YOUR GOAL: Repeat the data that follows verbatim. Images are not part of the copy.

MATERIAL PROVIDED:
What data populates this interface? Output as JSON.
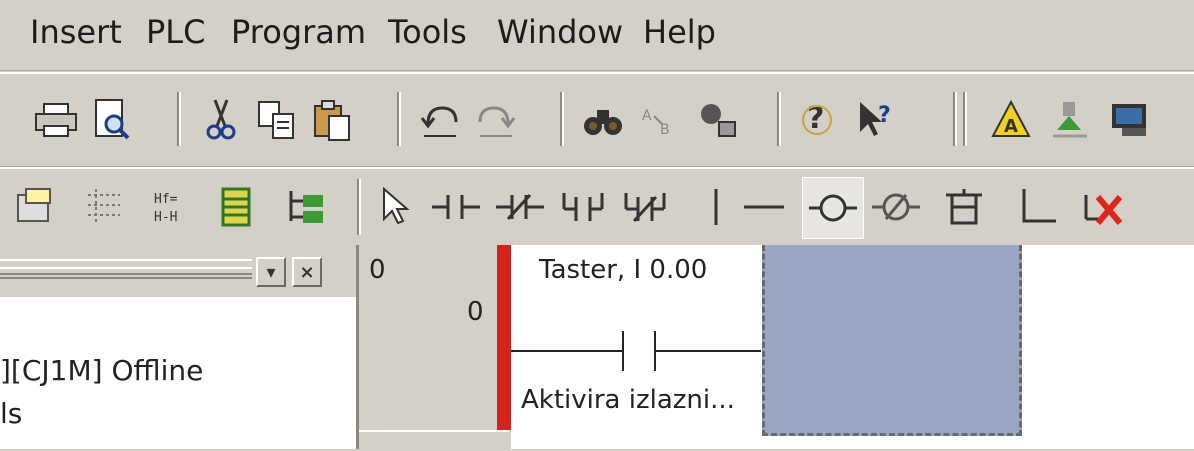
{
  "menu": {
    "items": [
      "Insert",
      "PLC",
      "Program",
      "Tools",
      "Window",
      "Help"
    ]
  },
  "toolbar_main": {
    "icons": [
      "print-icon",
      "print-preview-icon",
      "cut-icon",
      "copy-icon",
      "paste-icon",
      "undo-icon",
      "redo-icon",
      "find-icon",
      "find-replace-icon",
      "cross-reference-icon",
      "help-icon",
      "whats-this-icon",
      "warning-icon",
      "monitor-icon",
      "online-icon"
    ]
  },
  "toolbar_ladder": {
    "icons": [
      "properties-icon",
      "grid-icon",
      "symbol-table-icon",
      "io-table-icon",
      "network-tree-icon",
      "select-pointer-icon",
      "contact-no-icon",
      "contact-nc-icon",
      "contact-or-no-icon",
      "contact-or-nc-icon",
      "vertical-line-icon",
      "horizontal-line-icon",
      "coil-icon",
      "coil-nc-icon",
      "instruction-block-icon",
      "corner-line-icon",
      "delete-icon"
    ]
  },
  "left_panel": {
    "project_line": "][CJ1M] Offline",
    "second_line": "ls"
  },
  "ladder": {
    "rung_number": "0",
    "step_number": "0",
    "contact_address": "Taster, I 0.00",
    "contact_comment": "Aktivira izlazni..."
  },
  "colors": {
    "chrome": "#d4d0c8",
    "rung_marker": "#d0241d",
    "selection": "#9aa5c4"
  }
}
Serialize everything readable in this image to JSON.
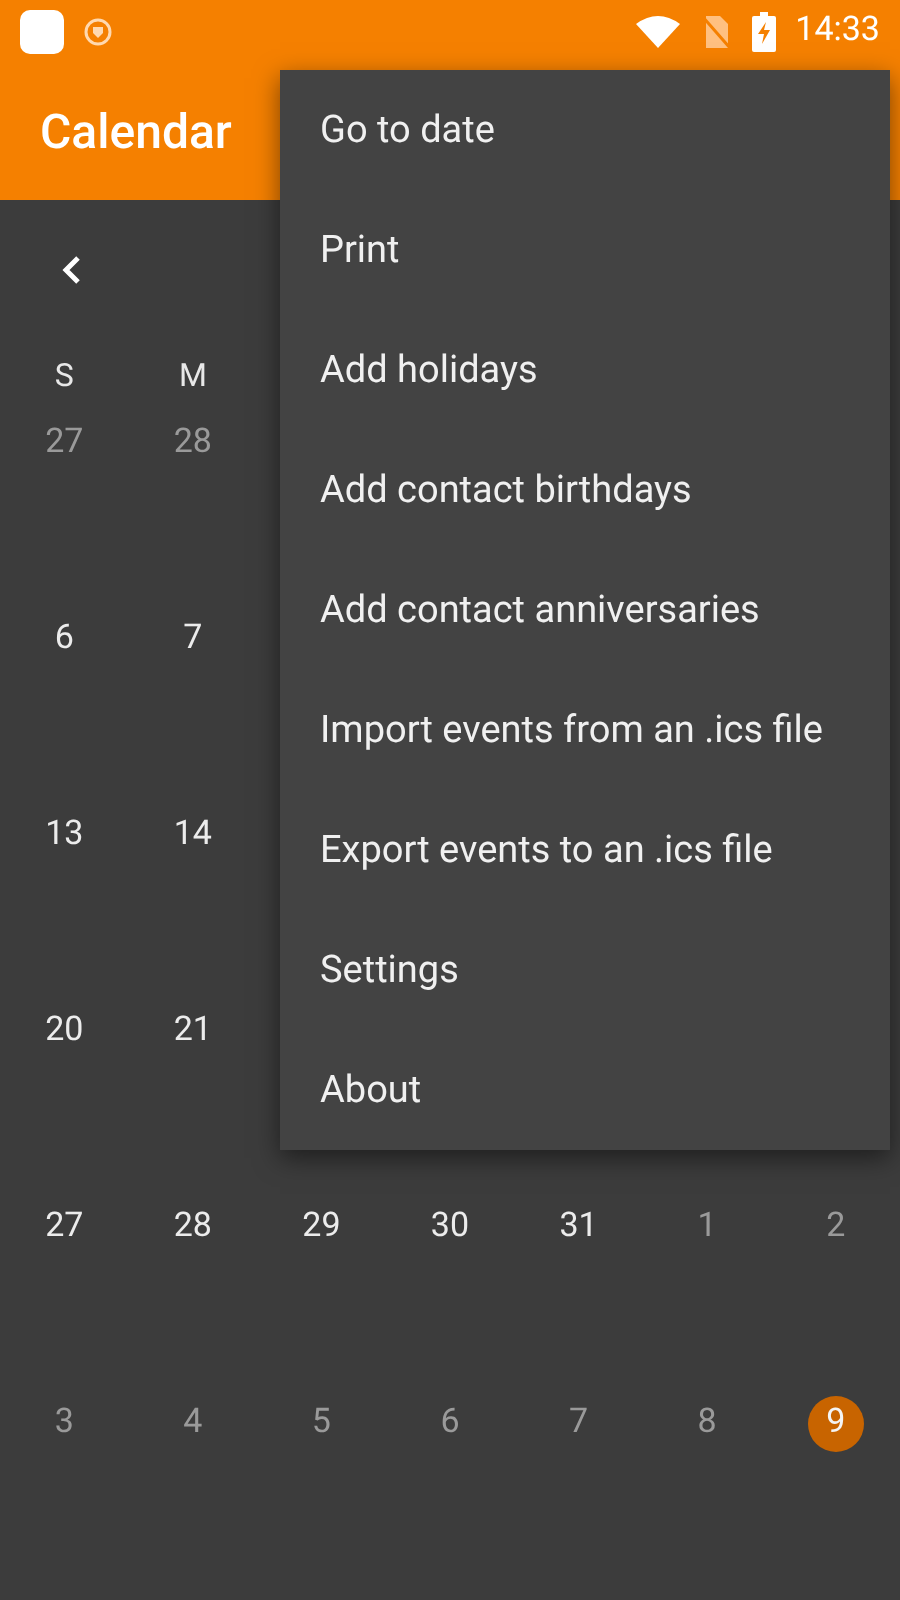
{
  "status_bar": {
    "time": "14:33"
  },
  "app_bar": {
    "title": "Calendar"
  },
  "weekdays": [
    "S",
    "M"
  ],
  "weeks": [
    [
      {
        "day": "27",
        "dim": true
      },
      {
        "day": "28",
        "dim": true
      }
    ],
    [
      {
        "day": "6",
        "dim": false
      },
      {
        "day": "7",
        "dim": false
      }
    ],
    [
      {
        "day": "13",
        "dim": false
      },
      {
        "day": "14",
        "dim": false
      }
    ],
    [
      {
        "day": "20",
        "dim": false
      },
      {
        "day": "21",
        "dim": false
      }
    ],
    [
      {
        "day": "27",
        "dim": false
      },
      {
        "day": "28",
        "dim": false
      },
      {
        "day": "29",
        "dim": false
      },
      {
        "day": "30",
        "dim": false
      },
      {
        "day": "31",
        "dim": false
      },
      {
        "day": "1",
        "dim": true
      },
      {
        "day": "2",
        "dim": true
      }
    ],
    [
      {
        "day": "3",
        "dim": true
      },
      {
        "day": "4",
        "dim": true
      },
      {
        "day": "5",
        "dim": true
      },
      {
        "day": "6",
        "dim": true
      },
      {
        "day": "7",
        "dim": true
      },
      {
        "day": "8",
        "dim": true
      },
      {
        "day": "9",
        "dim": true,
        "today": true
      }
    ]
  ],
  "menu": [
    "Go to date",
    "Print",
    "Add holidays",
    "Add contact birthdays",
    "Add contact anniversaries",
    "Import events from an .ics file",
    "Export events to an .ics file",
    "Settings",
    "About"
  ]
}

SOLUTION TO THIS TASK:
What data populates this interface? Output as JSON.
{
  "menu": {
    "items": [
      "Insert",
      "PLC",
      "Program",
      "Tools",
      "Window",
      "Help"
    ]
  },
  "toolbar_main": {
    "icons": [
      "print-icon",
      "print-preview-icon",
      "cut-icon",
      "copy-icon",
      "paste-icon",
      "undo-icon",
      "redo-icon",
      "find-icon",
      "find-replace-icon",
      "cross-reference-icon",
      "help-icon",
      "whats-this-icon",
      "warning-icon",
      "monitor-icon",
      "online-icon"
    ]
  },
  "toolbar_ladder": {
    "icons": [
      "properties-icon",
      "grid-icon",
      "symbol-table-icon",
      "io-table-icon",
      "network-tree-icon",
      "select-pointer-icon",
      "contact-no-icon",
      "contact-nc-icon",
      "contact-or-no-icon",
      "contact-or-nc-icon",
      "vertical-line-icon",
      "horizontal-line-icon",
      "coil-icon",
      "coil-nc-icon",
      "instruction-block-icon",
      "corner-line-icon",
      "delete-icon"
    ]
  },
  "left_panel": {
    "project_line": "][CJ1M] Offline",
    "second_line": "ls"
  },
  "ladder": {
    "rung_number": "0",
    "step_number": "0",
    "contact_address": "Taster, I 0.00",
    "contact_comment": "Aktivira izlazni..."
  },
  "colors": {
    "chrome": "#d4d0c8",
    "rung_marker": "#d0241d",
    "selection": "#9aa5c4"
  }
}
Serialize everything readable in this image to JSON.
{
  "status_bar": {
    "time": "14:33"
  },
  "app_bar": {
    "title": "Calendar"
  },
  "weekdays": [
    "S",
    "M"
  ],
  "weeks": [
    [
      {
        "day": "27",
        "dim": true
      },
      {
        "day": "28",
        "dim": true
      }
    ],
    [
      {
        "day": "6",
        "dim": false
      },
      {
        "day": "7",
        "dim": false
      }
    ],
    [
      {
        "day": "13",
        "dim": false
      },
      {
        "day": "14",
        "dim": false
      }
    ],
    [
      {
        "day": "20",
        "dim": false
      },
      {
        "day": "21",
        "dim": false
      }
    ],
    [
      {
        "day": "27",
        "dim": false
      },
      {
        "day": "28",
        "dim": false
      },
      {
        "day": "29",
        "dim": false
      },
      {
        "day": "30",
        "dim": false
      },
      {
        "day": "31",
        "dim": false
      },
      {
        "day": "1",
        "dim": true
      },
      {
        "day": "2",
        "dim": true
      }
    ],
    [
      {
        "day": "3",
        "dim": true
      },
      {
        "day": "4",
        "dim": true
      },
      {
        "day": "5",
        "dim": true
      },
      {
        "day": "6",
        "dim": true
      },
      {
        "day": "7",
        "dim": true
      },
      {
        "day": "8",
        "dim": true
      },
      {
        "day": "9",
        "dim": true,
        "today": true
      }
    ]
  ],
  "menu": [
    "Go to date",
    "Print",
    "Add holidays",
    "Add contact birthdays",
    "Add contact anniversaries",
    "Import events from an .ics file",
    "Export events to an .ics file",
    "Settings",
    "About"
  ]
}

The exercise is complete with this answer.